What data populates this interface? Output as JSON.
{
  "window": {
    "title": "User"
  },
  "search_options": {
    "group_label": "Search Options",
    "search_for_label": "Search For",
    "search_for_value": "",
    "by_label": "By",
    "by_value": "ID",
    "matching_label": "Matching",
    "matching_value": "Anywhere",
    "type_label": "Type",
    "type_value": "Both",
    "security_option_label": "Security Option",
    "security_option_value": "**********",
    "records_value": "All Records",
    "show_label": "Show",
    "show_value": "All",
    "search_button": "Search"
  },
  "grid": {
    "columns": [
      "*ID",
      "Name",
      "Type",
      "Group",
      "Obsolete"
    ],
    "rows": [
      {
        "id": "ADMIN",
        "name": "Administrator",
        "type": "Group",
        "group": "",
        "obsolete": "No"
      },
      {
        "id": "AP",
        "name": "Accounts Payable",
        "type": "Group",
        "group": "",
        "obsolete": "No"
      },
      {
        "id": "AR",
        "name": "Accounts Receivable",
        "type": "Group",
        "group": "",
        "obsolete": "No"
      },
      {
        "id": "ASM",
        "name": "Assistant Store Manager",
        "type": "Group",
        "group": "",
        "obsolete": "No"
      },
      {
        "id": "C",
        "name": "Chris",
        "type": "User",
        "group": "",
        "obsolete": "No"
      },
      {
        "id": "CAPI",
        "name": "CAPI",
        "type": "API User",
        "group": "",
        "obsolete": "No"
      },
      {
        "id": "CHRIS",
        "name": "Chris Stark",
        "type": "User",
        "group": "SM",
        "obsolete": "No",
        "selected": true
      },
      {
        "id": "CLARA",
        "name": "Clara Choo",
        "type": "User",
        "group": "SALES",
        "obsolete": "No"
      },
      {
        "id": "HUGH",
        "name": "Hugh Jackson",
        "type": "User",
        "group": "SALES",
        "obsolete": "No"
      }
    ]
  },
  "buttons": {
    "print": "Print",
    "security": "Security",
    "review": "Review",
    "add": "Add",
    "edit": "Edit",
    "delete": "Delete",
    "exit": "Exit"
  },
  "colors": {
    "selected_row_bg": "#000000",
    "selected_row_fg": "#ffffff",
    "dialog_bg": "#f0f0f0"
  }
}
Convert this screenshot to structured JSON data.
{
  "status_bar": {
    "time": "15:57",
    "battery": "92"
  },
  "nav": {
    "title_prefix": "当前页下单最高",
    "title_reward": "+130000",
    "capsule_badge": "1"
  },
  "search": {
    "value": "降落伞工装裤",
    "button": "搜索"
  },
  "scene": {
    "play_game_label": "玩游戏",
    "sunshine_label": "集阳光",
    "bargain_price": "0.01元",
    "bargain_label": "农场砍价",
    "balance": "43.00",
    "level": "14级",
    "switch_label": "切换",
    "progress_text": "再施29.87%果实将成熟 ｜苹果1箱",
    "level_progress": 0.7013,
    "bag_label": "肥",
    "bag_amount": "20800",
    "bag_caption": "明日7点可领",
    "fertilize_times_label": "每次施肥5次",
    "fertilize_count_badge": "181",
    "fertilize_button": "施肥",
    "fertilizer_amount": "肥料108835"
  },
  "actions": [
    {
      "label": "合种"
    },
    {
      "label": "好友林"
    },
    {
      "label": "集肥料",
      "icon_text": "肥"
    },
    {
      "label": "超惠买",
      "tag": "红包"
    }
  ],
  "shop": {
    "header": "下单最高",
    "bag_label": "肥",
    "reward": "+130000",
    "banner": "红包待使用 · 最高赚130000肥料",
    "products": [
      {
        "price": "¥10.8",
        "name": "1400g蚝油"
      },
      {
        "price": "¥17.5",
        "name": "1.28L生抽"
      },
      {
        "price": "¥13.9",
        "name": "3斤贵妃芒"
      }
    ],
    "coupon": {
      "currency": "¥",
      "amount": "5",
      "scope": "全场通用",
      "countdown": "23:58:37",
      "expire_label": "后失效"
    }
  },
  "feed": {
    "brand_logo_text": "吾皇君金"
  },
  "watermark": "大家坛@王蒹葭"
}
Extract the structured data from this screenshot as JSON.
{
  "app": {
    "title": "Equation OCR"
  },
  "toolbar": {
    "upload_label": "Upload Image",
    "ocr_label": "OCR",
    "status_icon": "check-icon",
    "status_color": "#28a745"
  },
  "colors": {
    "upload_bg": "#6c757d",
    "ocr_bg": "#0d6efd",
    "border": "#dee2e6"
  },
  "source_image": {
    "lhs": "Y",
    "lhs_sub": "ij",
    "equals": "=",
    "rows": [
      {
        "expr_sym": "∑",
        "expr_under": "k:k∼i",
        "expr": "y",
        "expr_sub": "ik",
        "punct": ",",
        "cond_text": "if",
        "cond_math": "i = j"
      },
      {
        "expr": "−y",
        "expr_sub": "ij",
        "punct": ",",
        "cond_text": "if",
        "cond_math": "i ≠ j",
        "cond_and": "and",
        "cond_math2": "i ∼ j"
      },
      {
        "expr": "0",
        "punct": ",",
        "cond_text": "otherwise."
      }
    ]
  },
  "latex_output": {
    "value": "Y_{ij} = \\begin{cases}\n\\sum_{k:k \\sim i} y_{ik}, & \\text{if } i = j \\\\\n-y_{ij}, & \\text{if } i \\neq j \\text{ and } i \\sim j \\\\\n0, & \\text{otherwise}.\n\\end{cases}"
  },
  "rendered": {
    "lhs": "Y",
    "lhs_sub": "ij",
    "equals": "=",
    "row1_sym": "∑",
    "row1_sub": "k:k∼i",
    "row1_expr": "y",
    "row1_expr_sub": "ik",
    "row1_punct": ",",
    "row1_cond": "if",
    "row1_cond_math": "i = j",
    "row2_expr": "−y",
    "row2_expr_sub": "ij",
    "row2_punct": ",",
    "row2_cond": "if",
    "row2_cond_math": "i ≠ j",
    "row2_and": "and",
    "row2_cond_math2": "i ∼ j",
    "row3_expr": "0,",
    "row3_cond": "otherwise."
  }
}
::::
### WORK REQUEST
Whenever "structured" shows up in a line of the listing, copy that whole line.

### REPLY TO THE EXERCISE
Convert this screenshot to structured JSON data.
Extract the structured data from this screenshot as JSON.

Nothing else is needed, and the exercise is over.